Goliad(gō`lēăd), city (1990 pop. 1,946), seat of Goliad co., S Tex., on the San Antonio River, SE of San Antonio. It is a market for the surrounding farm region. A Spanish mission and presidio moved to Goliad in 1749. After the start of the Texas Revolution (1836), Goliad was seized by Texan forces under Col. J. W. Fannin. When Mexican troops advanced into Texas, Fannin evacuated Goliad with about 300 men but was overtaken. After a hopeless battle, he surrendered on Mar. 20, 1836; a week later most of the prisoners were shot by the Mexicans. The American settlement grew up across the river, and the restored mission and the ruins of the old presidio are in a state park.

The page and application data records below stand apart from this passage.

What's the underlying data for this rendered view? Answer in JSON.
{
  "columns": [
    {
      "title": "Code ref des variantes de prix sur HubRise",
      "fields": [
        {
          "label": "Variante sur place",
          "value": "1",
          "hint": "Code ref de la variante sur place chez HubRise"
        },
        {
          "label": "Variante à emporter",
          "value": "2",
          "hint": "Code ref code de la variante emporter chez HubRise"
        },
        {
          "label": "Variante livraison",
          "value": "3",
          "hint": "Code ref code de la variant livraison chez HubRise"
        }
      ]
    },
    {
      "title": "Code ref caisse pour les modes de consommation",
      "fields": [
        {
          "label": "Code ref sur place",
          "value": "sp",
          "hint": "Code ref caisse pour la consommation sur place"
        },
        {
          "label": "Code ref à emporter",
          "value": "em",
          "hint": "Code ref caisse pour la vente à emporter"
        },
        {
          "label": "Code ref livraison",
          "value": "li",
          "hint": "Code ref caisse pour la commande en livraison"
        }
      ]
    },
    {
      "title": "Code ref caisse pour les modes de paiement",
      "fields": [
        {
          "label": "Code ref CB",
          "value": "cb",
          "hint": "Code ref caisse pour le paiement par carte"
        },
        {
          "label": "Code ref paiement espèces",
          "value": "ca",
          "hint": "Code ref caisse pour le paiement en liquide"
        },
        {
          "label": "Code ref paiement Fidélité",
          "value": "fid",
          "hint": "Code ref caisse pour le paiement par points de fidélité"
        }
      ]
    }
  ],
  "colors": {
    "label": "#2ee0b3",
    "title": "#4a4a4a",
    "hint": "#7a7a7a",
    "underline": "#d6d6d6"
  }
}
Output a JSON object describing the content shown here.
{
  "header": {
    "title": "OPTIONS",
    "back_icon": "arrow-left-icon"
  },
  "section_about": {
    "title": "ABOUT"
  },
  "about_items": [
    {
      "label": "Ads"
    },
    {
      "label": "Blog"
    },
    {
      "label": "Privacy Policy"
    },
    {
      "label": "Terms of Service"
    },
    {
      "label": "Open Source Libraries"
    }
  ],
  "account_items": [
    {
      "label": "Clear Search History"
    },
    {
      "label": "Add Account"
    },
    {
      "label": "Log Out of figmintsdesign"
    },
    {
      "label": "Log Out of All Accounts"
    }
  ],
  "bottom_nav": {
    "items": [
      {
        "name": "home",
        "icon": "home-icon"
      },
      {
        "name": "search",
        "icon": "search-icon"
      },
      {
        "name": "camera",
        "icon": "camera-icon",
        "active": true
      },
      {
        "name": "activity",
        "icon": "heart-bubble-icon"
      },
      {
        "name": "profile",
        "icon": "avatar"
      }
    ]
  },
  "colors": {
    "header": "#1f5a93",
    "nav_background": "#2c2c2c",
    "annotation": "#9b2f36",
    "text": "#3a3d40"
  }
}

a Baltic tribe mentioned in Russian chronicles of the 1 Ith and 12th centuries. The tribe lived in the valley of the Protva River, a right tributary of the Moskva River, between the Viatichi and the Krivichi. In the 12th century the majority of the Goliad’ was assimilated by the Slavs.